Looks like 70 knots is on their hit list.http://forums.sailinganarchy.com/index.php?showtopic=140038&st=300
Hey all, We are working as quick as our small team can to share this with you via video and the like. It's a constant job just to make my e-mail list go down rather than up. It's a bloody big job to make these videos. The new cameras generate such massive files and the pro cameras Ben is shooting on still use tape so all the footage has to be digitised and stored for editing. All this means we have 3 1 terabyte hard drives feeding into one smoking Mac laptop. Ben is a pro at this and is working 24 hours a day on it. Whilst his computer is crunching footage... he's outside setting up interviews and sharing imagery with media. I'm so glad we focused on bringing someone of his capabilities down here.
I've decided that I'm done for this session. It's Helenas turn... but the forecast looks dead flat from here on in. It might change. We will be on a plane in 8 days. I'm not even sure if we should ship the boat back or not. I'm sure this boat can see the other side of 70. The only reason she stopped going quicker was because the leeward side of the boat was flying too high. The way we resolve that is to stand the rig up some more. This gives both power and stability. It's all good. In theory we should be maxxing out the foil... but it's how it behaves when it starts reaching its limits that is interesting. The boat and the concept it is based on has so much power to drag stuff down the course that it's alarming. That was the design goal of this boat..."let's not simply focus on the foil... let's build the platform that will give ANY FOIL the best possible chance of hitting its limits... then we will worry about the foil". I think we have seen this power played out by the fact that the boat has dragged every 'shape' and size we have put on it down the course at over 52 knots. To go faster we can add more power i.e. sail in more wind OR reduce drag... or both. There are other foil concepts that are worth exploring. We chose this one as we considered it to be the safe option.

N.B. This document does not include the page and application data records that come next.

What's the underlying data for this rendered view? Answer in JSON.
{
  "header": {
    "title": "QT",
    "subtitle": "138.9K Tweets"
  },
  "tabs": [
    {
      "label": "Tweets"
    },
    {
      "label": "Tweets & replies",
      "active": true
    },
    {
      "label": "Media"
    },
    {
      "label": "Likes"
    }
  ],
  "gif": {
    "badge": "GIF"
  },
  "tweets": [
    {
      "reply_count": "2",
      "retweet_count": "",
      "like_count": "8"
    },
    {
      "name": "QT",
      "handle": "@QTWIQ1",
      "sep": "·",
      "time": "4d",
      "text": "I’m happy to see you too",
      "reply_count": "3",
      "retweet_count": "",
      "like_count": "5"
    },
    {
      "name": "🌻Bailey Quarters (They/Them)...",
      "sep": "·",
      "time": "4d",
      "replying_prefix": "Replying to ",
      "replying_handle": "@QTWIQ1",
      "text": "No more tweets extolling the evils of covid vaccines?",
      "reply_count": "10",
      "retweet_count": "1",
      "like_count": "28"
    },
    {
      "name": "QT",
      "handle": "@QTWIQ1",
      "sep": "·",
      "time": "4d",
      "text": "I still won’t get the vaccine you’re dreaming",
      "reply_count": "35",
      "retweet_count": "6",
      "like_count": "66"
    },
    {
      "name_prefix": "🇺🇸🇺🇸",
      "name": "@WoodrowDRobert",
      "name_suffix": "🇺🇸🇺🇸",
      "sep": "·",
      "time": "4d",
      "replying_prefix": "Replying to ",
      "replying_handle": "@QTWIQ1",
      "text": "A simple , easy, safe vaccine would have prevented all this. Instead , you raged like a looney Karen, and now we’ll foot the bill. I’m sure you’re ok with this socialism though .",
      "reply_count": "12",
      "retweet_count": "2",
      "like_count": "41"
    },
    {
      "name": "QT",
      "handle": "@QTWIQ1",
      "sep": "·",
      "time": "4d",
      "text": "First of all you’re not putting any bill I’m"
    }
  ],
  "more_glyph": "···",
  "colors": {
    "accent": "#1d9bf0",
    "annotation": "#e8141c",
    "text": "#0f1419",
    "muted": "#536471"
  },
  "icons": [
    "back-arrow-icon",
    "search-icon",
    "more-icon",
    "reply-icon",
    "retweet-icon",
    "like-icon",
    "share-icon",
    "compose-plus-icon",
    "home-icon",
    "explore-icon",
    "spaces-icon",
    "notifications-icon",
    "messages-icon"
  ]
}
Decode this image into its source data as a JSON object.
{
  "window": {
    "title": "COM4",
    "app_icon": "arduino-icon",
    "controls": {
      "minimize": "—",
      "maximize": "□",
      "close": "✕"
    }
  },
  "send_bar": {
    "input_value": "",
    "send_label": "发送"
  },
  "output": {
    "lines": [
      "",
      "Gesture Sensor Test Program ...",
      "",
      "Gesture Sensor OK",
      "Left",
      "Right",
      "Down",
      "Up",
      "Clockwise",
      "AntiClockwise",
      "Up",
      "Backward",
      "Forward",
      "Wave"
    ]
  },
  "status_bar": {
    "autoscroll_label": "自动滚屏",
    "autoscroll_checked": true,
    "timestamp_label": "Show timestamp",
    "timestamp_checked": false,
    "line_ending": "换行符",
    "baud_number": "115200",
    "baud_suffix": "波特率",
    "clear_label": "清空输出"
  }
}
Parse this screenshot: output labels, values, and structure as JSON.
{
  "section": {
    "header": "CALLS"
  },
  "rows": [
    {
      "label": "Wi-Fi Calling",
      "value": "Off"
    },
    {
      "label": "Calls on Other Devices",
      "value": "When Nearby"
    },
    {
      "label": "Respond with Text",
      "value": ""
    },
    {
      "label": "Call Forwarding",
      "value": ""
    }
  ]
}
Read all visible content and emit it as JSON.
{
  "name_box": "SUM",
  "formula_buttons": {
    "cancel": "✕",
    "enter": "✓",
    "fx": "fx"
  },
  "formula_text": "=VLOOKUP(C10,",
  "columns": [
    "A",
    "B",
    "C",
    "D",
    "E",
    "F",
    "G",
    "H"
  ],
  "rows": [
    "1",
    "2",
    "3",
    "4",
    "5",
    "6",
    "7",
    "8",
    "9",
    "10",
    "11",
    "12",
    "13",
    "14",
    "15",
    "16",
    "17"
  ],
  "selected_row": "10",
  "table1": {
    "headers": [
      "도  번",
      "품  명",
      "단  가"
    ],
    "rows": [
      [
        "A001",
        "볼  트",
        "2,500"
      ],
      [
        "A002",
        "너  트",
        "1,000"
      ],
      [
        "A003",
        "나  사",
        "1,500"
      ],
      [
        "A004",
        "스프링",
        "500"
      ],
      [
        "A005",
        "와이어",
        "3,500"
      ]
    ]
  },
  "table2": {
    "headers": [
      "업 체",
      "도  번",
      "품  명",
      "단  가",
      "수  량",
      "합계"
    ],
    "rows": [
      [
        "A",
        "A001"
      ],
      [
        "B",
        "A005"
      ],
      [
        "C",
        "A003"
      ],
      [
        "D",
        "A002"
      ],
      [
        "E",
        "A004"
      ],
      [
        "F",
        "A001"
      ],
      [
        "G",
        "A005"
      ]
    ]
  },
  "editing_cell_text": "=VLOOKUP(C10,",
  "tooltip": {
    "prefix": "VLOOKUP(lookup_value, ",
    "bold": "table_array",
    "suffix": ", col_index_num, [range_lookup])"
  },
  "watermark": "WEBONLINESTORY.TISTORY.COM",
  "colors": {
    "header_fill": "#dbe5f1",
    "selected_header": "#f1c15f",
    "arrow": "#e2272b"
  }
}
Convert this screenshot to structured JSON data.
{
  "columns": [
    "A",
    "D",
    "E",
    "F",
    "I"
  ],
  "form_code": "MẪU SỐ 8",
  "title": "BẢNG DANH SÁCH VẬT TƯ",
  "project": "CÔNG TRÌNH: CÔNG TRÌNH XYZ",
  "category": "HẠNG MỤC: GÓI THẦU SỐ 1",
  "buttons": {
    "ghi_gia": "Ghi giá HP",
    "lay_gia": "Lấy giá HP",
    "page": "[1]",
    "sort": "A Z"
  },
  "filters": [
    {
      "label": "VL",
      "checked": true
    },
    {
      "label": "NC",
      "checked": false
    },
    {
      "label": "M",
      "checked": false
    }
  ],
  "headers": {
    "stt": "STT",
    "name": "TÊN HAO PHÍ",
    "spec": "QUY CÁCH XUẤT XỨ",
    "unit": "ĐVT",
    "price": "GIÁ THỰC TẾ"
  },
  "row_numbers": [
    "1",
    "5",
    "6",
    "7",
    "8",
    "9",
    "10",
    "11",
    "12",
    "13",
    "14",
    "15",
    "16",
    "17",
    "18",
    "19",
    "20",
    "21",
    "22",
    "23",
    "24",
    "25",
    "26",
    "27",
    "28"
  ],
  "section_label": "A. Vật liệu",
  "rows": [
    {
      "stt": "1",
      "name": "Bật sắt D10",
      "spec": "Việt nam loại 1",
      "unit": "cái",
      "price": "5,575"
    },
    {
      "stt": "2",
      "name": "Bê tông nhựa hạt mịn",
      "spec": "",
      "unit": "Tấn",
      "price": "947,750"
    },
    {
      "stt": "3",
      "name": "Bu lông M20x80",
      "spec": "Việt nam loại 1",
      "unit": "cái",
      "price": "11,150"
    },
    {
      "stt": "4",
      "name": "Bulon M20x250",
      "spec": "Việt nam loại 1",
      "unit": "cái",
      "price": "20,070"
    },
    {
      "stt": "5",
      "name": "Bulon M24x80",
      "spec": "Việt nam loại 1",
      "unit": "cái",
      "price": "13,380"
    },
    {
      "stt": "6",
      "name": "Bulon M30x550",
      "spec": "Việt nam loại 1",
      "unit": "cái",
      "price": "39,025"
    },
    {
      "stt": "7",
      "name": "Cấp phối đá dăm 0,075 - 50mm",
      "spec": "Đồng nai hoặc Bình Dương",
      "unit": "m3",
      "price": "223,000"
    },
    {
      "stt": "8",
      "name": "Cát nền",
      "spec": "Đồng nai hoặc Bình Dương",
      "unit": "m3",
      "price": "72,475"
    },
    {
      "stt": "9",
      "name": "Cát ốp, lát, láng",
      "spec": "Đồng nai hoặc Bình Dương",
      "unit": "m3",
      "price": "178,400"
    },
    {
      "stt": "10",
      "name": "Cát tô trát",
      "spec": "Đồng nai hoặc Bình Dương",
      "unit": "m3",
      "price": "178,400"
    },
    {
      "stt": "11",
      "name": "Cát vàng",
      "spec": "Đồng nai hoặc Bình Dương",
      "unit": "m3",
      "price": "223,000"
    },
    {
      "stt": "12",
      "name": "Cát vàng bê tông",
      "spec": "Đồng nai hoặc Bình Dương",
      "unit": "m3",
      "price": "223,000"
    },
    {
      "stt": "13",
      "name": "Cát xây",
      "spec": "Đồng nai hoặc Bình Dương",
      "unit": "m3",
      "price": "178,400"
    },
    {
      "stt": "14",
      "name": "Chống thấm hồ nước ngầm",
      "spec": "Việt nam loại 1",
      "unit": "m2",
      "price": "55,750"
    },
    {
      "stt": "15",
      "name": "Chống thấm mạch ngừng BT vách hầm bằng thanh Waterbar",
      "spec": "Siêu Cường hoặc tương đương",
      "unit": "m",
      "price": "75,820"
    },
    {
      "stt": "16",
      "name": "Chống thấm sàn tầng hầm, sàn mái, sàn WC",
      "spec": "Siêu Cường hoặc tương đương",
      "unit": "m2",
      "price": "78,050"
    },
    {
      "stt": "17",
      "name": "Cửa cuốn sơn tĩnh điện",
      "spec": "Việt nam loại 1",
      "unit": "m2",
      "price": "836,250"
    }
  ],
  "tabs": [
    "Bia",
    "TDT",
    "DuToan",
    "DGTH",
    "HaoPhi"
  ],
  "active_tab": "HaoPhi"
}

I'm so happy with how the team performed last saturday. We took on the big day with a view to winning... not just competing. Mother nature delivered us one hour of perfection for this whole 28 day record attempt. The other days were good... but for 1 hour it was strong and rock steady... 28,29,29,29,29,28,29,27,27,29.... Helena was just reading out the same numbers over the VHF. Industrial Walvis Bay wind. It has been mentioned that we had one from being the hunter to the hunted... I sort of played along... but a little deeper down I knew we still had a job to be finished. When we knocked Rob off the top spot we had topped their leader... now we were coming back to wipe the village out. We did three runs that day. The first two didn't quite go right. We topped over 61 knots on the first two but just didn't get the average. We wanted to finish it once and for all and by the third run we were hungry to tear it apart. It started badly but we recovered and got onto the course. I was checking for damage as we accelerated through 60 knots but the speed was epic so I knew I had to keep the hammers down. This was it.
Anyway, it's time to write the blog properly so I'll finish it there. If we had have missed that hour and not got started... that would have been it. 59.38 would be the mark. I believe that the kiters can beat this. I don't think they will get near 65.45 with what they have now. If any of the kiters can actually pull off a 60 knot run it will be super impressive and we won't feel so untouchable. The thing is that we are not at our limits. This boat will see the other side of 70 oneday. It nearly did the other day. It's awake now and it's still hunting. You have to consider that at some early stage of the design process we had the discussion "What limits are we designing for"? We set a speed as the Vne for the craft but even that has safety margins. The answer to that question is the big one. that's our secret.
The concept still doesn't even have a name. Bernard Smith used to call them Aero-Hydrofoils but I personally don't feel that quite explains it. Homage must be paid to that wonderful guy some way or another.
Right, so the video is coming. Some of the angles we have captured are fantastic. I can't wait to see it myself.
I called our local Champagne dealer yesterday morning... She answered with "F**k off" and hung up. That's a sign that things are going well